Cadet squadron could face dissolution
By Phil Ambroziak
The future of Meadow Lake’s long-standing air cadet squadron is being described as cloudy at best.
While membership levels have remained steady for the last several years, air cadet squadron 520 is in need of more uniformed officers to help lead the group in the months and years that lie ahead – if it makes it that long.
“If we don’t find more people and our commanding officer (2nd Lt. Christina Lavallee) decides to leave town, we’re done,” remarked Jackie Toews, the squadron’s sponsoring committee chair. “This squadron was formed on March 2, 1950, so we’re looking at 63 years of history.”
Toews went on to explain the importance of having more uniformed staff members, noting it’s the cadets who sometimes lose out because of a lack of interest by adults.
“It’s important to have a full staff in order for the cadets to properly benefit,” she said. “When it comes to trips and other outlying events, sometimes our cadets miss out because of the shortage of uniformed staff.”
In addition to Lavallee, the squadron does have two civilian instructors. As Toews explained, however, both come from the same family.
“If there’s ever an emergency, they’d likely both be away at the same time,” she said.
Meanwhile, the squadron’s staffing shortcomings haven’t gone unnoticed by superior ranking officers. Capt. Deborah Nahachewsky, area cadet officer, was in Meadow Lake last week to inspect squadron 520.
“This is one of 11 squadrons I look after,” Nahachewsky said. “I visit the different units at least twice a year, but I’ve been coming here a little more than usual because of the ongoing issues they have. I’m hoping to get these guys back on their feet.”
Nahachewsky said the unit can have up to five uniformed staff members at one time.

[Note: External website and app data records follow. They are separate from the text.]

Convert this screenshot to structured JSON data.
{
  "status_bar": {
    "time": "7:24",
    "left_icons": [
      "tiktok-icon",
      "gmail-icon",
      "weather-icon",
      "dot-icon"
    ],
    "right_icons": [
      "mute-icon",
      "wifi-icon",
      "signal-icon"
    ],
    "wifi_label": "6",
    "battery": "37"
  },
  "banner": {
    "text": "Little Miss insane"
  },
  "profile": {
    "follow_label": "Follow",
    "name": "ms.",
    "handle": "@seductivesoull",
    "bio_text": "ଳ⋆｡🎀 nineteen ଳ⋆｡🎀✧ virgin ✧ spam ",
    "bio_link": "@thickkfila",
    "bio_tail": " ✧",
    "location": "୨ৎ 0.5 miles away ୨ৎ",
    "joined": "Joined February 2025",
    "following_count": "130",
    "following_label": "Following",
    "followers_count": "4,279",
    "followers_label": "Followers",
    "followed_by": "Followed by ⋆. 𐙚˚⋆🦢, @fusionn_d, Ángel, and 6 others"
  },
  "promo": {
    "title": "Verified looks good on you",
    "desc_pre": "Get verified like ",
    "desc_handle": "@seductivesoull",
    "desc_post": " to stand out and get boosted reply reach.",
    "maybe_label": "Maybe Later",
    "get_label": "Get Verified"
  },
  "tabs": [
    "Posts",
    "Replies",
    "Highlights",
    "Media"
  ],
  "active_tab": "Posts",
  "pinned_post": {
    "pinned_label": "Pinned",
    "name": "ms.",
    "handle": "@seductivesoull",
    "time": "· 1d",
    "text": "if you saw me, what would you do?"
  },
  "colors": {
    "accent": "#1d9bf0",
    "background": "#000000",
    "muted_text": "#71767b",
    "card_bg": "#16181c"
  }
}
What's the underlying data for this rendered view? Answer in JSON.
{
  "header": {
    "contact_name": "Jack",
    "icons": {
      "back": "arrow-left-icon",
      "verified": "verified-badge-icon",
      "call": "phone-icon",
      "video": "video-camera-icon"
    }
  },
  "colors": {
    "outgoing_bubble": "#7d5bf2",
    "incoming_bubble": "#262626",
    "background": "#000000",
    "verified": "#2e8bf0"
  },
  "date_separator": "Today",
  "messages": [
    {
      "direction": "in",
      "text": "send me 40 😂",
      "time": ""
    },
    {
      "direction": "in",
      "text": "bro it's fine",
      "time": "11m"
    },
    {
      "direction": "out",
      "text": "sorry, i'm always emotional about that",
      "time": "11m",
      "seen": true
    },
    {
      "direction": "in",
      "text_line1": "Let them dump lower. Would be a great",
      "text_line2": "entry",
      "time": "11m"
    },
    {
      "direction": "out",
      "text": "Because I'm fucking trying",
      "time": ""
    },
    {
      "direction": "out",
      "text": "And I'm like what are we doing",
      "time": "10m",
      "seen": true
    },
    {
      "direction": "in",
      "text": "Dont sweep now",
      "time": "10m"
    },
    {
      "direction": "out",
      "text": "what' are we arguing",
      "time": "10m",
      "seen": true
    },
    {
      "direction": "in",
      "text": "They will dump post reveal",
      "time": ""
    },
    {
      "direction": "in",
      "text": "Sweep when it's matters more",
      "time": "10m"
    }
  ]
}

“The way it is now does not allow for a succession plan,” she said. “Once Tina’s done her term, which is normally after three years, there’s nobody in line to take her place. I’m concerned about the current staff becoming burnt out. I’m also concerned about one of them possibly leaving the community for one reason or another. This squadron is at somewhat of a crisis point.”
The air cadets organization is run through a partnership between the Air Cadet League of Saskatchewan and the Department of National Defence. Squadron 520 currently boasts 17 youth members between the ages of 12 and 19. Opportunities include, but are not limited to, international exchanges, physical education, musical education, social development, an introduction to aviation, scholarships and a chance to earn a glider pilot’s licence.
“We’ve had one cadet from Meadow Lake go on to become a mechanic for the Snowbirds while another, Joey McKay, is learning to fly new planes for the air force,” Toews said. “Cadets gives young people so many great opportunities they wouldn’t necessarily get anywhere else. The numbers could be better – we’d like to see between 20 and 25 cadets. If you look back 20-30 years ago, this squadron had close to 100 members at one time.”
For now, however, the squadron would be pleased to see more adults express an interest in the group. To serve as a uniformed staff member, candidates need only be 18 years of age or older, have a Grade 12 education and be a Canadian citizen.
“There’s no need for prior military or cadet experience,” Nahachewsky said. “We’re also different than the average youth program in that we pay our staff. You’re not going to become rich, but you’re not out of pocket for your participation.”
Nahachewsky concluded with a note of optimism.
“This squadron has been through adversity in the past,” she said. “It’s experienced some ups and downs, but I’m sure we’ll see people from the community step forward. This is a keen group of kids and this would be a great way for someone to benefit both the cadets and themselves.”